Directed by Sam Firstenberg (Revenge of the Ninja, Ninja III: The Domination), this 1985 film starred Michael Dudikoff as Joe Armstrong, an American soldier who has been trained well in the martial arts and uses those skills to fight a band of ninja mercenaries under the employ of Ortega (Don Stewart with a horrible French accent), an illegal arms trader.
Through a series of flashbacks, we see that Joe was orphaned at a young age, found by Shinyuki (John Fujioka), and raised by the old ninjitsu master. During those younger years, Joe was trained in the ways of the ninja. This intensive training of the body and mind apparently consisted of tree climbing and slicing coconuts. Once in a while, the sensei would pull out the weapons but I don't think young Joe saw much kitana or shuriken time. No, it's more tree climbing and coconut slicing for this young boy. Not exactly the stuff of ninja legends.

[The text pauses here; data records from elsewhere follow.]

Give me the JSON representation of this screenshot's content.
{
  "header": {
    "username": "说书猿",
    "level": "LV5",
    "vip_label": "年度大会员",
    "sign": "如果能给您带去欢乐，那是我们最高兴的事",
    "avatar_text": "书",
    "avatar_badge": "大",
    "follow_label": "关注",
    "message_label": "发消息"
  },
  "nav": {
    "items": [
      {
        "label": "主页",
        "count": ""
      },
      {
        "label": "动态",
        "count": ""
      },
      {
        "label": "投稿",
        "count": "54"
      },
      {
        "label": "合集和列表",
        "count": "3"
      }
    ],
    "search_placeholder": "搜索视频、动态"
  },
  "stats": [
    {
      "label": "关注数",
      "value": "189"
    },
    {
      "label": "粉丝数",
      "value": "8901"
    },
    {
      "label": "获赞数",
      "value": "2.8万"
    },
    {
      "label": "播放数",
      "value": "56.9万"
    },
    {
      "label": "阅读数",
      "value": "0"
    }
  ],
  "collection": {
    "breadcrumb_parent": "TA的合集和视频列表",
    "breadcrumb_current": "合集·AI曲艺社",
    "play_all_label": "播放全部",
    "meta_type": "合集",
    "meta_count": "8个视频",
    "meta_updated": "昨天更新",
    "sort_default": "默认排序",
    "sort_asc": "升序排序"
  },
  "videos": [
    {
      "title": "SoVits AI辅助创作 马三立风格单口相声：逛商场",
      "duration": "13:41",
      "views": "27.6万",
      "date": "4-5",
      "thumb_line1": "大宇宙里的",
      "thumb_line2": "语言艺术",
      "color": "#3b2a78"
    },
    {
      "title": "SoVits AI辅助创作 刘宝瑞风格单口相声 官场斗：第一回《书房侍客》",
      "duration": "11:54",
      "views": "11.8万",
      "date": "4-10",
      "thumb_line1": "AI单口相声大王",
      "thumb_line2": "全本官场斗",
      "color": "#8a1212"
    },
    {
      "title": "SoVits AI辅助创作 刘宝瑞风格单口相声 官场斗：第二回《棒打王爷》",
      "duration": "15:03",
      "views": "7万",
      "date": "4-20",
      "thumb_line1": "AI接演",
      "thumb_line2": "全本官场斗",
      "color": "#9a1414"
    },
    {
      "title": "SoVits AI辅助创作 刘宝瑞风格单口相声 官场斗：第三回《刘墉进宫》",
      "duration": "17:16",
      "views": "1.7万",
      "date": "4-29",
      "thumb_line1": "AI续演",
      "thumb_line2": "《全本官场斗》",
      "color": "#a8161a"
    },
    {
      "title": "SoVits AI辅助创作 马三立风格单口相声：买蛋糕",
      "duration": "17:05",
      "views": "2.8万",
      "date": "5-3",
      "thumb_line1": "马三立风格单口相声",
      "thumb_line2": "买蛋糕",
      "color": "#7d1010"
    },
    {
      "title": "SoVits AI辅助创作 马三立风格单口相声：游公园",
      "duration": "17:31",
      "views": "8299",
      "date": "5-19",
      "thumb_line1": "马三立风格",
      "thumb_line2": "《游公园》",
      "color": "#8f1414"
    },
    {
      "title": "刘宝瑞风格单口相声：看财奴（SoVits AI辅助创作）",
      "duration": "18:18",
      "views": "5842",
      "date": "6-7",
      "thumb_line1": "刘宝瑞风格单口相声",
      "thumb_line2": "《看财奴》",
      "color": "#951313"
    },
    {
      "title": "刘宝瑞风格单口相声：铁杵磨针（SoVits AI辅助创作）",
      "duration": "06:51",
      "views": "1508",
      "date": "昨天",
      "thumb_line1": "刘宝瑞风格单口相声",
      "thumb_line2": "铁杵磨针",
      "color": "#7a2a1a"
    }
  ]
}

Anyway, after an explosion or something, young Joe ended up with a bit of amnesia which separated him from his sensei/surrogate father. After bouncing around some foster homes, he turns up in the Army.
Due to his brooding personality, Joe doesn't quite get along with his fellow soldiers and gets harassed regularly, especially by Curtis "Bad Ass" Jackson (Steve James). A martial arts trainer for the Army, Curtis ends up in a scrap with Joe who easily bests him by tossing him around like a little hamster. After the fight, Joe earns the undying respect from Curtis and his fellow soldiers.
Joe also finds the time to romance the Colonel's daughter, Patricia (Judie Aronson). Eventually, we discover that her father is part of a conspiracy to sell smuggled weapons from the Army through Ortega.
We also find out that Ortega has a massive ninja training camp, led by Black Star Ninja (Tadashi Yamashita), a real bad ass ninja. I don't know what kind of training camp this is supposed to be but it can't possibly be ninjas. This camp has ninjas dressed in some of the most ridiculous colours - bright blue ninjas and yellow ninjas are bouncing all over the place. Now, I usually think of ninjas as being all about stealth...y'know, smooth and silent killers that you don't see and all that jazz. If a bright blue ninja is coming my way, I'm going to see him from a mile away, even without my glasses on. Maybe he'll be all stealth when he's in Smurfland but not in my neighbourhood.
Anyway, to make a long story short, Joe finds out that his sensei is the mute gardener of Ortega who trains him for the final battle. And what a battle it turns out to be! Joe shows up at Ortega's complex, bitch slaps a bunch of people, and just when you think he's backed himself into a corner, up comes Curtis Jackson with the rest of the Army crew to blast ninjas with some good ol' guns.
The final fight with Black Star Ninja ends up being a farce as that bad ass ninja pulls out a bag of tricks worthy of Inspector Gadget - lasers and bullets from his wrist! That's one hell of a Seiko watch that Black Star's got on. Turns out to be useless though and the swords come out.
What's Good About This Movie?
Not a whole lot. The fights, although very cool when I was 11 years old, look very dated now. In fact, they seem very poorly choreographed, especially when you see Steve James pull out his kung fu moves. The guy looks like he's going to fall on his ass every time. The funky chicken dance would be more appropriate.
What's Not Good About This Movie?
C'mon, read the summary - the movie is a laughable attempt at making a martial arts movie. The 80's saw a bunch of really stupid ninja movies being made to cash in on the demand from snot nosed kids like me. This movie is one of them.
Like I said earlier, the movie was really cool when I was 11 years old. After watching it again recently on cable, I went through one of those "What the Hell Was I Thinking?" kind of phases.
On the other hand, now that I'm older, it does make for a really fun movie to watch while stoned. The colourful ninjas end up making a whole lot more sense.